Data about app and page elements:
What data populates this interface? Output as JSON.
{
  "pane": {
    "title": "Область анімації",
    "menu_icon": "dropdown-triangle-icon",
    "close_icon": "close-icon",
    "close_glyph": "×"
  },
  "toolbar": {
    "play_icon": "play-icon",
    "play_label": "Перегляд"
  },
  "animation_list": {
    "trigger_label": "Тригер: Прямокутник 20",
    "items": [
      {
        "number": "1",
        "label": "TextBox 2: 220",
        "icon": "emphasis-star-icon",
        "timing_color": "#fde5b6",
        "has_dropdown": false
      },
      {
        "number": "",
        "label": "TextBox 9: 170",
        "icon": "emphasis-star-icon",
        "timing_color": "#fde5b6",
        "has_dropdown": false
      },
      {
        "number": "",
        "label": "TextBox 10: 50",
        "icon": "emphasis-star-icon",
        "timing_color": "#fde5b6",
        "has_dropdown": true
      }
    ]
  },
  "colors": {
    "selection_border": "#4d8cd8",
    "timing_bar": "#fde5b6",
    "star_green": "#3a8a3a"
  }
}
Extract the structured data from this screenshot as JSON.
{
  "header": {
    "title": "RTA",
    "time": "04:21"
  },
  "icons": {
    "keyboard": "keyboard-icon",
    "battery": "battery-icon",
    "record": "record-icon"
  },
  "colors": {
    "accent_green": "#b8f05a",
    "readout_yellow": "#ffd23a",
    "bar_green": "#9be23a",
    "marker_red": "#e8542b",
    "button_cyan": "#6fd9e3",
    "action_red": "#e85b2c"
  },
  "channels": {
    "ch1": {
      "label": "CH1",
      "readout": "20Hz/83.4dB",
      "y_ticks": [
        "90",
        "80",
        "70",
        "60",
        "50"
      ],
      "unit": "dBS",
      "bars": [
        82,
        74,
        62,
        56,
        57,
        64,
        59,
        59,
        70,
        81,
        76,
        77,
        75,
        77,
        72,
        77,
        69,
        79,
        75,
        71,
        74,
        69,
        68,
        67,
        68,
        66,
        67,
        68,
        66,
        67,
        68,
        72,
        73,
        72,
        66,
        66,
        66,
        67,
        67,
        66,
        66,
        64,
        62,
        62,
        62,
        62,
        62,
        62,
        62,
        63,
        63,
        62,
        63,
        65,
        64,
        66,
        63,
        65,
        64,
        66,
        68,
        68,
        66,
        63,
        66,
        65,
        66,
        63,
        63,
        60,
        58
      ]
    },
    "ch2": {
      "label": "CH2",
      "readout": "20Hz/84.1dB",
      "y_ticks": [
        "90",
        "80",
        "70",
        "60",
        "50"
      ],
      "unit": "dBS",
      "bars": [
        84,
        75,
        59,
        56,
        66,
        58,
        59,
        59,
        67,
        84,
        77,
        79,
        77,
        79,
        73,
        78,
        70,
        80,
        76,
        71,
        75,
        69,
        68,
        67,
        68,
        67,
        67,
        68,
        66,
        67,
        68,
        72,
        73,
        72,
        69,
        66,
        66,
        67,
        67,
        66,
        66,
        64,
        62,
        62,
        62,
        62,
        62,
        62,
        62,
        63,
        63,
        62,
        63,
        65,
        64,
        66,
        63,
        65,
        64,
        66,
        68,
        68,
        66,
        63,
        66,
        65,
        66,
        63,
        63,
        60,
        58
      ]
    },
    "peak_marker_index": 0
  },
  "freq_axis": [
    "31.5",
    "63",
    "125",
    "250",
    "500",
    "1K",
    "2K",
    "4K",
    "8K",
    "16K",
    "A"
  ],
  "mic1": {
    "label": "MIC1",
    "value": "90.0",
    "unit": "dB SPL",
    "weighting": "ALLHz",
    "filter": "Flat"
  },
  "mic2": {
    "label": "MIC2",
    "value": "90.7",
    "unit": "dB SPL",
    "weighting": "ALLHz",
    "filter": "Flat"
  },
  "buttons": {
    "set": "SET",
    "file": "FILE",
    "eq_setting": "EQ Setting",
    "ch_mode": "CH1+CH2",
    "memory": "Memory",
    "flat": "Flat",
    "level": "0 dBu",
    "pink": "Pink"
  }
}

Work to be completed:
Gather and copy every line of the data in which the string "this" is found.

Task solution:
What data populates this interface? Output as JSON.
Extract the structured data from this screenshot as JSON.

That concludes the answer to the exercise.